Records from a data collection:
Segment Open

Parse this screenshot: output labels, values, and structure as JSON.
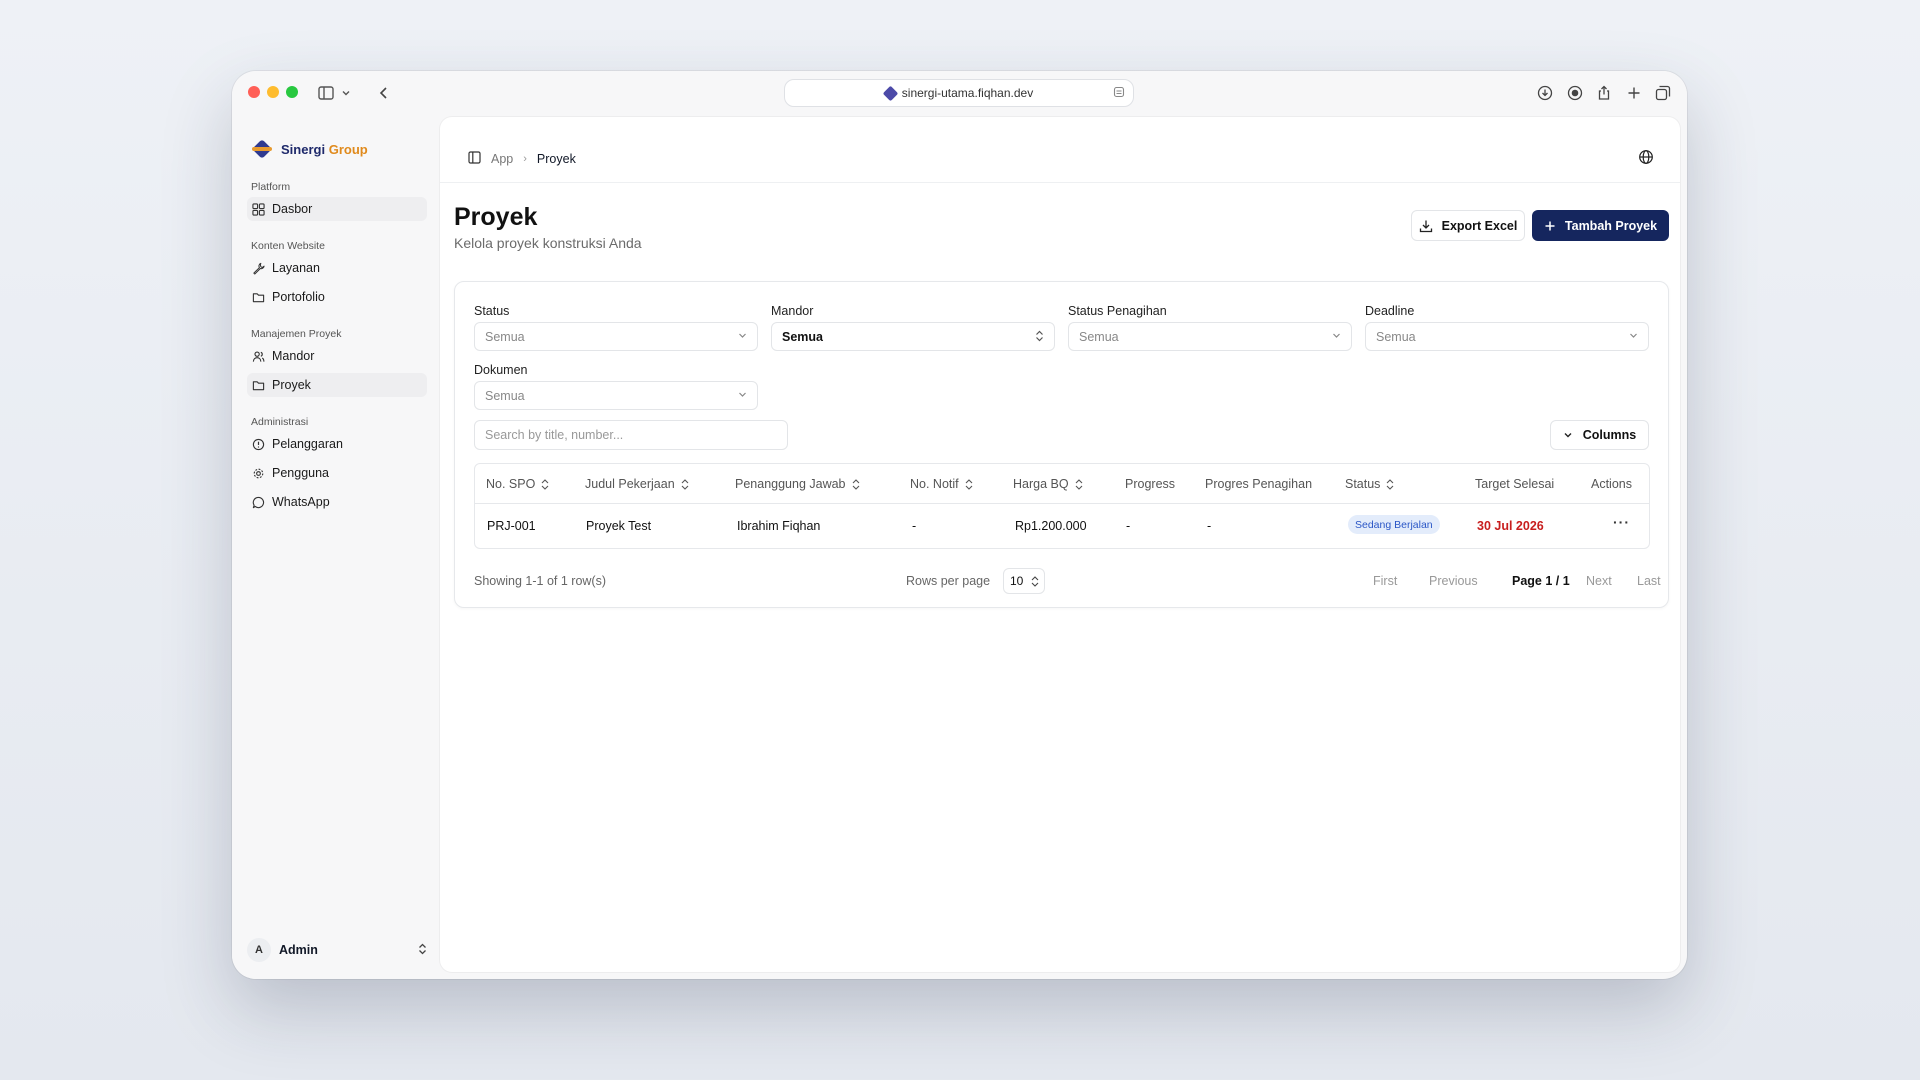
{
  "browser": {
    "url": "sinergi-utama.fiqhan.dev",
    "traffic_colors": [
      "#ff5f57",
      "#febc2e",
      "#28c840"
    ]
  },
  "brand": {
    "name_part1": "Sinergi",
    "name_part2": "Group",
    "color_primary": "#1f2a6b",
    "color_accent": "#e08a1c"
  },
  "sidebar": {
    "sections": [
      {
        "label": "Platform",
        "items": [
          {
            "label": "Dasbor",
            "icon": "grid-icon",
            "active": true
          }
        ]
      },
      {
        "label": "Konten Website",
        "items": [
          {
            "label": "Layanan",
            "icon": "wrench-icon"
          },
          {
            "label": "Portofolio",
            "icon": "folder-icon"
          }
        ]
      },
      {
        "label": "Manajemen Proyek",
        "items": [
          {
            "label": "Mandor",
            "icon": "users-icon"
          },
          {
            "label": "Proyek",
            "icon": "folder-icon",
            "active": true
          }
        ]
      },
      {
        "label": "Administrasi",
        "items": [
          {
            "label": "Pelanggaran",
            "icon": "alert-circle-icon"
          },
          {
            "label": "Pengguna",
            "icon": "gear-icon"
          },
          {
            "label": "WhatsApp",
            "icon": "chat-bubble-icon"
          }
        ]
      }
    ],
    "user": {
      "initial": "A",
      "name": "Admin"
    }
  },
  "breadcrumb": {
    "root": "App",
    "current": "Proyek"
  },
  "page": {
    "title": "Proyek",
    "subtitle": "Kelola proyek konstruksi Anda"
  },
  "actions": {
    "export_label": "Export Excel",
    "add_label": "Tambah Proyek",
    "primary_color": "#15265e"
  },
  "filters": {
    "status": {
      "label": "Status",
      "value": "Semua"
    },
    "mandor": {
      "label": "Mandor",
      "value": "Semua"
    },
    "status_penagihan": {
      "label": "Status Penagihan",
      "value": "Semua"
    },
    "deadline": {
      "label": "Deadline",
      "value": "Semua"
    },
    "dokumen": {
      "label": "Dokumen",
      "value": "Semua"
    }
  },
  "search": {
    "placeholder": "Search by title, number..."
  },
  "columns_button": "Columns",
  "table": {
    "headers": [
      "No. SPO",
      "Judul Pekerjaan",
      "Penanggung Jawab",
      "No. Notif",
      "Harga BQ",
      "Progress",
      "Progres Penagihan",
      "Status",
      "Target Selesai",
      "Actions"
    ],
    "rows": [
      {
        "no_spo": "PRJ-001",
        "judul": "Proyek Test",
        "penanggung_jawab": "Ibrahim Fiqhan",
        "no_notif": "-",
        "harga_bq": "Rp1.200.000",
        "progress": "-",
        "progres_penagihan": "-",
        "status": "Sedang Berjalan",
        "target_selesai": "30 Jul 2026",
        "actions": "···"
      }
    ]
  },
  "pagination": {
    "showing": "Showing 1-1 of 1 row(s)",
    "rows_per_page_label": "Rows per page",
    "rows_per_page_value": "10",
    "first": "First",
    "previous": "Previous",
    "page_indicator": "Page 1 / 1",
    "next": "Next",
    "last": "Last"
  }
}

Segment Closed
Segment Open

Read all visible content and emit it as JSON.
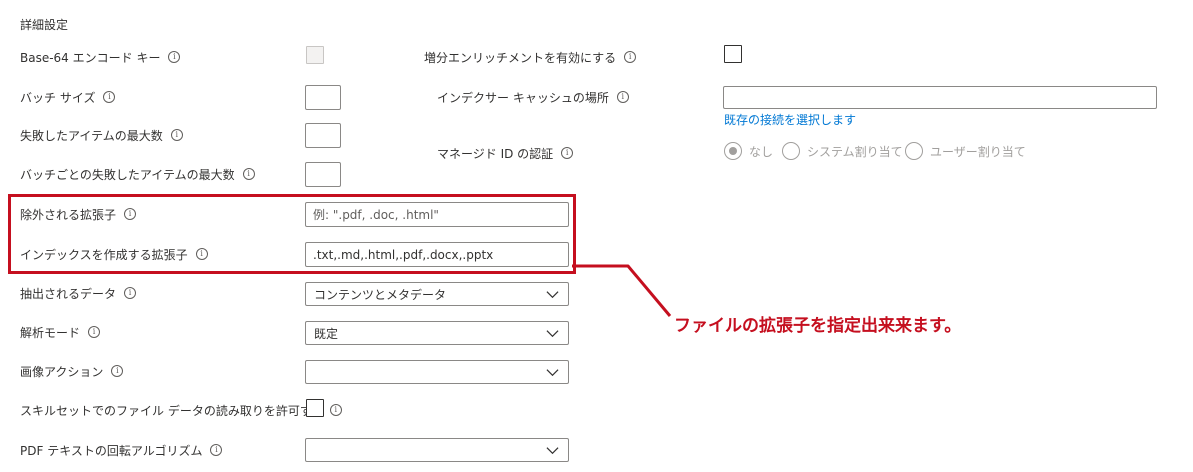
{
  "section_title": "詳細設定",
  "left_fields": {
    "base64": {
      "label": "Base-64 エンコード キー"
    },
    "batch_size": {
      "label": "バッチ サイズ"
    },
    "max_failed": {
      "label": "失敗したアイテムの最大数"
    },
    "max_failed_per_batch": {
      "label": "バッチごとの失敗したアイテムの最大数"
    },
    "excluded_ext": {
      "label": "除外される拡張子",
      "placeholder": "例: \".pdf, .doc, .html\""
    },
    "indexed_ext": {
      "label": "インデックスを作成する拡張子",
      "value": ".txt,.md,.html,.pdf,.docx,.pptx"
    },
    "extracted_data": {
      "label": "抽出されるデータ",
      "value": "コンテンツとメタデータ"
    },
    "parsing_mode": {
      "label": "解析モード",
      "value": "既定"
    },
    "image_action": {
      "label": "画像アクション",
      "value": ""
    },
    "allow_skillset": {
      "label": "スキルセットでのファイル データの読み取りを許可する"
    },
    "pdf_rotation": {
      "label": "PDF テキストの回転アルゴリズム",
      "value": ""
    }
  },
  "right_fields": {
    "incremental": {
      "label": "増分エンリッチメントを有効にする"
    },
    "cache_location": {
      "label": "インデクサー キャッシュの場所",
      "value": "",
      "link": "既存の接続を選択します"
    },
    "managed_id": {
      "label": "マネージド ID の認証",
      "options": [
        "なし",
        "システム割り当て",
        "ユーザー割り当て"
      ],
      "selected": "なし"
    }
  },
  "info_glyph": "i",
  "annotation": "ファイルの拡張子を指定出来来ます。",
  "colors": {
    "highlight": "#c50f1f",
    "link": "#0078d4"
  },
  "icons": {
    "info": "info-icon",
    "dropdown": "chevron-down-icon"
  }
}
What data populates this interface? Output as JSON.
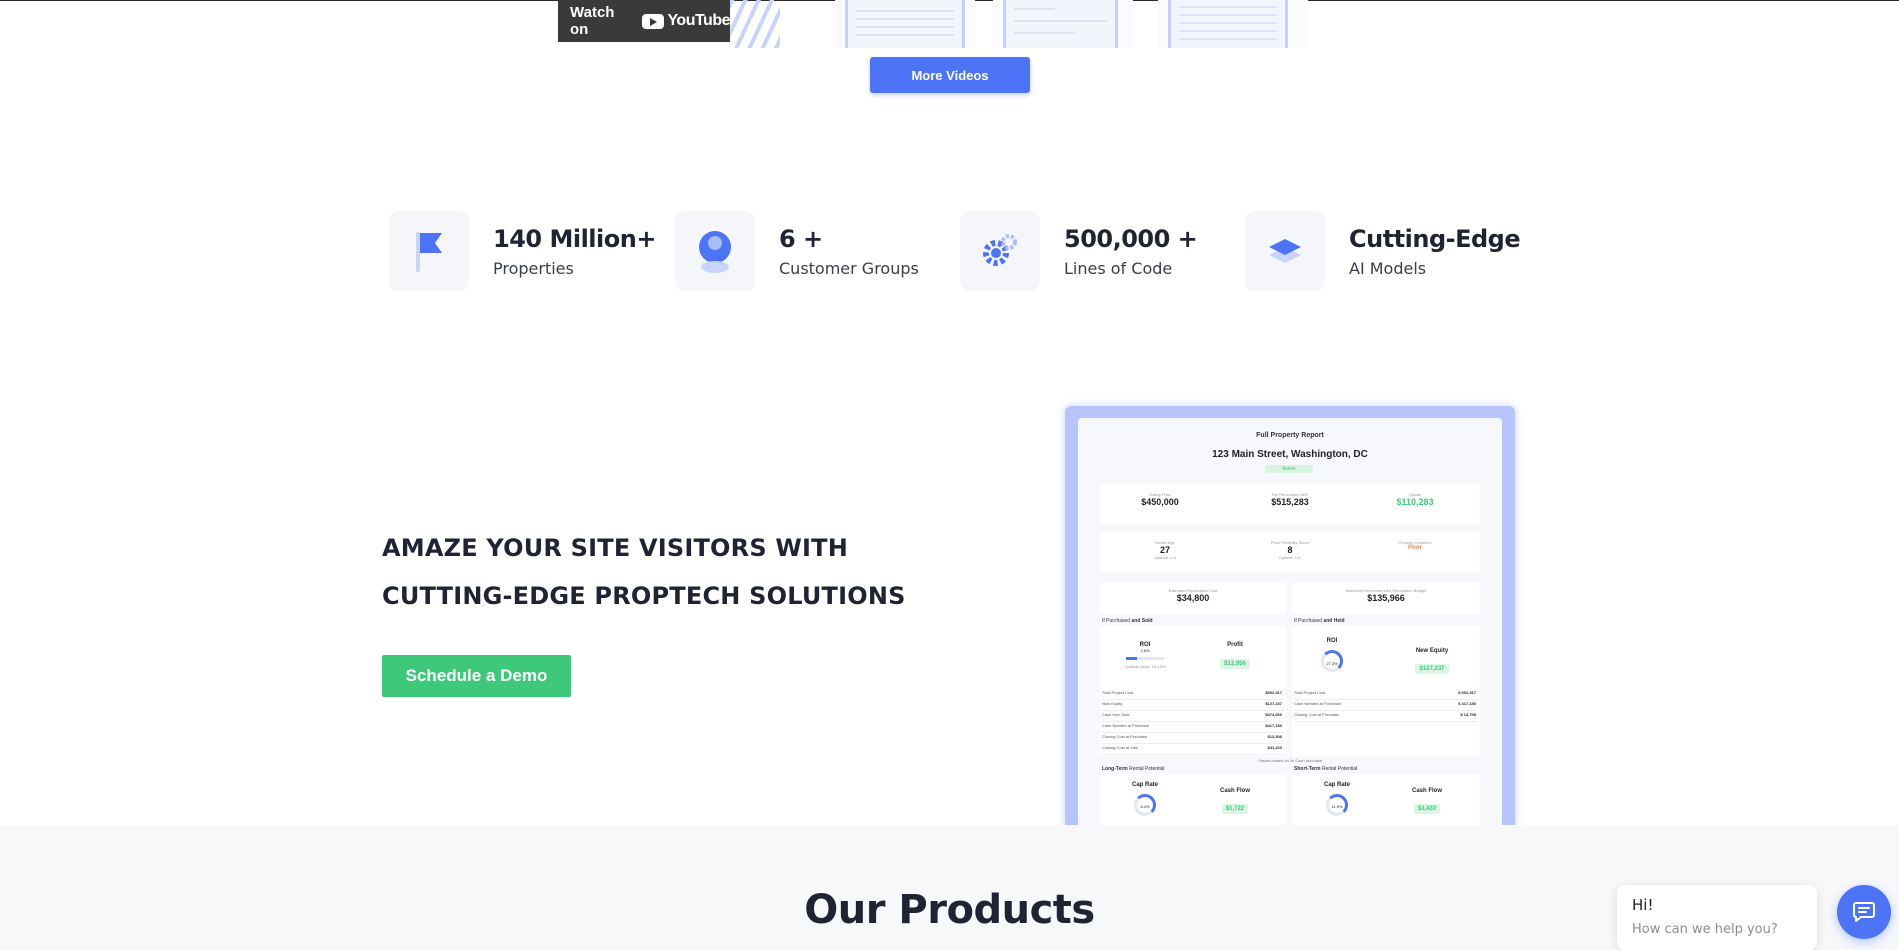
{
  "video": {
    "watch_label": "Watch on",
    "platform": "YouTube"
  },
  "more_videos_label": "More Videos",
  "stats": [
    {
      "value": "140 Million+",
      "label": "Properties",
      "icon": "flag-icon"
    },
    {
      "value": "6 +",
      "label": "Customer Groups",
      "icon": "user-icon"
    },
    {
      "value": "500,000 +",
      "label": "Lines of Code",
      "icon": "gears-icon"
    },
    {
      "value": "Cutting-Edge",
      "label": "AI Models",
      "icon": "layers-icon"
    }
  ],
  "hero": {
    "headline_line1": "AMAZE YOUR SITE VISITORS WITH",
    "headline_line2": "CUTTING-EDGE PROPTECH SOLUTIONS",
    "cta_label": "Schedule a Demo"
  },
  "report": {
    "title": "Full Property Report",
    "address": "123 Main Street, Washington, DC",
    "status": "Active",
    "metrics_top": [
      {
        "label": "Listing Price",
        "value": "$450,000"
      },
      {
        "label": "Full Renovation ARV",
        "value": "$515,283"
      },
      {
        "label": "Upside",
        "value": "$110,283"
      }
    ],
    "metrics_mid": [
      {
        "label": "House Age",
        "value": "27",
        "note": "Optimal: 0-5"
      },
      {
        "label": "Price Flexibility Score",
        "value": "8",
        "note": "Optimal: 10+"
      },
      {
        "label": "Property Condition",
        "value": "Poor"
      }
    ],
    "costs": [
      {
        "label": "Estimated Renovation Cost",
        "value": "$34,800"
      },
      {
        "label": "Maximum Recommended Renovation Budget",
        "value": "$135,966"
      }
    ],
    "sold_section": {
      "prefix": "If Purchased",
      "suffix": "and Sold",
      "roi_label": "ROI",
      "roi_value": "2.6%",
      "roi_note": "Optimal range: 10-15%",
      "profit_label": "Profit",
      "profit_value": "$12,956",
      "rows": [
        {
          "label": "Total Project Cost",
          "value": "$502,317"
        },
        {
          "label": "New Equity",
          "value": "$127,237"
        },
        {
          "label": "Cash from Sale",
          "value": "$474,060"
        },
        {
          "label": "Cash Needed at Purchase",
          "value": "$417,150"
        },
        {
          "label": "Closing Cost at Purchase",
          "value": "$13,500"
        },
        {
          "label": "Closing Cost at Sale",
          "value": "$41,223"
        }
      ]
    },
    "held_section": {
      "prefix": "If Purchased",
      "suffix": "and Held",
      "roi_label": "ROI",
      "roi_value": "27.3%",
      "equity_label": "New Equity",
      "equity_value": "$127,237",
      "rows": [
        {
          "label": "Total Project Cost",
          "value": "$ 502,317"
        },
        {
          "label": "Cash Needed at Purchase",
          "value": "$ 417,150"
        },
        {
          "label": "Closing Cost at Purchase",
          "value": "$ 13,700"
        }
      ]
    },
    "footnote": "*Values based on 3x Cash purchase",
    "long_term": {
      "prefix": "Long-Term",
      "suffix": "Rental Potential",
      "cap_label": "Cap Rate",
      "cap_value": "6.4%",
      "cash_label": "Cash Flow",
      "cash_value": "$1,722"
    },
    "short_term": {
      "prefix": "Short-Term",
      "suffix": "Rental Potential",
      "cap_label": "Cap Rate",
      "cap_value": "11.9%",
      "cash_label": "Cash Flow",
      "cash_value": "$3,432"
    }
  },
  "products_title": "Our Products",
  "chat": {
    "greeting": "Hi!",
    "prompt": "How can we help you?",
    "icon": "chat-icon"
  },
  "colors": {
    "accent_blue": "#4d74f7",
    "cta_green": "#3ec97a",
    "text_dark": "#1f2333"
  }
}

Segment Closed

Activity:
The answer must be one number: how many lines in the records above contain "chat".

Exercise solution:
3